Pastor’s group explores how little we know about the history of enslaved people, Native Americans
A group of nine local individuals led by seven pastors has engaged in monthly conversations exploring the racial history of this country and the impacts on our society. We call our group Living Into Inclusivity and recently we convened our fourth dialogue.
We explored how we learned about the history of race and racism in this country, discussed what we know about our family’s immigration story, and talked about who is deemed valuable in our system of citizenship.
It has been a wonderful gift for me to participate in these conversations, which include James Aalgaard of Grace Lutheran Church, Sheila Marie and John Coleman Campbell of First United Methodist Church, Thom Nees of Serve Wenatchee Valley, Dave Haven of Celebration Lutheran Church, Frances Twiggs of St. Luke’s Episcopal Church, Laura Shennum of Cascade Unitarian Universalist Fellowship and community volunteer Karen Rutherford.
Our focus has been to use this as an opportunity for an open dialogue and we have chosen to be fully transparent, recording each conversation and posting it on YouTube. You can find it by searching for “Living Into Inclusivity.”
Rutherford, an American History major at Whitman College, recalled learning very little about aspects of racism and discrimination and the policies that enforced those social rules as a student.
That was a familiar experience for all of us in the conversation — very little was discussed in terms of race in public school settings, both in high school and in college. Campbell talked about learning about these issues later in life and pointed out that racism a term that has come to the forefront rather recently. He recalled that terms like prejudice and bigotry were common when the subject of race came up as he was growing up.
One of the places he was confronted with the question of race was when he was the pastor of a Japanese-American Church and got acquainted with their internment during World War II.

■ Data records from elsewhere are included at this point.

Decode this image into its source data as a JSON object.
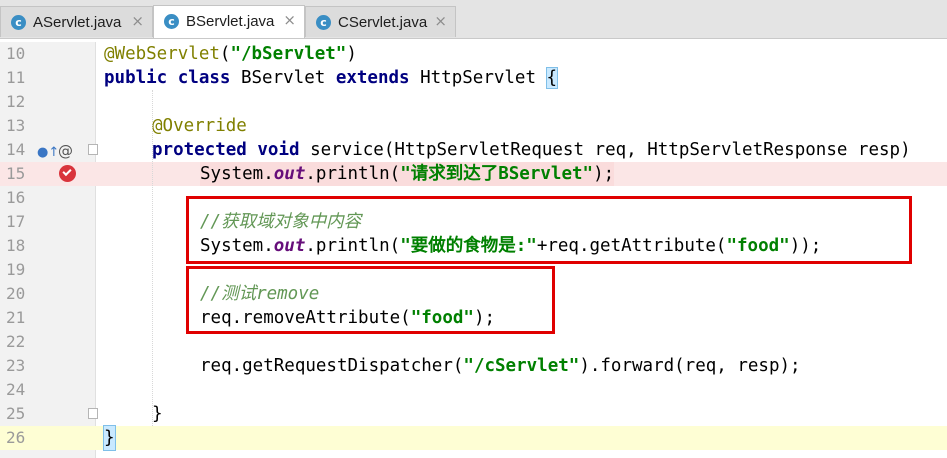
{
  "tabs": [
    {
      "label": "AServlet.java",
      "icon": "c",
      "active": false
    },
    {
      "label": "BServlet.java",
      "icon": "c",
      "active": true
    },
    {
      "label": "CServlet.java",
      "icon": "c",
      "active": false
    }
  ],
  "close_glyph": "×",
  "lines": [
    {
      "num": "10"
    },
    {
      "num": "11"
    },
    {
      "num": "12"
    },
    {
      "num": "13"
    },
    {
      "num": "14"
    },
    {
      "num": "15"
    },
    {
      "num": "16"
    },
    {
      "num": "17"
    },
    {
      "num": "18"
    },
    {
      "num": "19"
    },
    {
      "num": "20"
    },
    {
      "num": "21"
    },
    {
      "num": "22"
    },
    {
      "num": "23"
    },
    {
      "num": "24"
    },
    {
      "num": "25"
    },
    {
      "num": "26"
    }
  ],
  "code": {
    "l10": {
      "annotation": "@WebServlet",
      "p1": "(",
      "str": "\"/bServlet\"",
      "p2": ")"
    },
    "l11": {
      "kw1": "public",
      "kw2": "class",
      "cls": " BServlet ",
      "kw3": "extends",
      "sup": " HttpServlet ",
      "brace": "{"
    },
    "l13": {
      "annotation": "@Override"
    },
    "l14": {
      "kw1": "protected",
      "kw2": "void",
      "rest": " service(HttpServletRequest req, HttpServletResponse resp)"
    },
    "l15": {
      "pre": "System.",
      "field": "out",
      "mid": ".println(",
      "str": "\"请求到达了BServlet\"",
      "post": ");"
    },
    "l17": {
      "comment": "//获取域对象中内容"
    },
    "l18": {
      "pre": "System.",
      "field": "out",
      "mid": ".println(",
      "str1": "\"要做的食物是:\"",
      "mid2": "+req.getAttribute(",
      "str2": "\"food\"",
      "post": "));"
    },
    "l20": {
      "comment": "//测试remove"
    },
    "l21": {
      "pre": "req.removeAttribute(",
      "str": "\"food\"",
      "post": ");"
    },
    "l23": {
      "pre": "req.getRequestDispatcher(",
      "str": "\"/cServlet\"",
      "post": ").forward(req, resp);"
    },
    "l25": {
      "brace": "}"
    },
    "l26": {
      "brace": "}"
    }
  },
  "gutter_icons": {
    "l14_override": "override-marker-icon",
    "l14_at": "@",
    "l15_breakpoint": "breakpoint-icon"
  },
  "colors": {
    "keyword": "#000080",
    "string": "#008000",
    "annotation": "#808000",
    "comment": "#629755",
    "field": "#660e7a",
    "highlight_box": "#e00000",
    "breakpoint": "#d9343c"
  }
}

Twiggs, who grew up in Tennessee, recalled learning about discrimination and prejudice from her family. Her mother told her to object when other kids told racial jokes, which established a barrier between Twiggs and other kids she grew up with.
She also remembered listening to the recordings of Dr. Martin Luther King Jr.’s speeches and started hearing about racism. As a college student, Twiggs got interested in Native American issues as she learned about the genocide and separation that were official government policy. “I can’t believe they wrote down that their purpose was that ‘if we can’t exterminate them, we’ll separate them,’” she recalled. She found it “highly disturbing” learning about what had happened to Native Americans in this country.
The adventure stories about American frontier heroes like Kit Carson that she was exposed to as a youngster took on a different meaning when she learned how they treated Native Americans.
Marie remembers reading Bury My Heart at Wounded Knee and going to historical monuments but never having any meaningful conversations about what took place.
It’s not surprising that histories are told by the conquerors and that the perspectives of those who were conquered are inadequately represented.
Campbell pointed out the history of colonization by European powers and the divide and conquer mindset that was part of that history going back to the 15th and 16th Centuries. Colonization is understood as the beginning of racialization that continues to the present day.
As Campbell put it, “part of the violence and the racism has been to separate people from their history, particularly those who were (enslaved).”
Aalgaard talked about the importance of learning what has happened to various groups and doing what he can to “be in relationship with those who have been abused and oppressed.” One particular statement by James Baldwin sticks with him: “Negroes have to live where the White man puts them.” The reality for people of color in this country may look less ominous today but the divides still exist and the human impacts are still felt.
This was a rich and thoughtful conversation and I came away from it thinking that we need to find ways to explore our history from other perspectives than those of the conquerors to truly appreciate what has happened before we can think about moving beyond.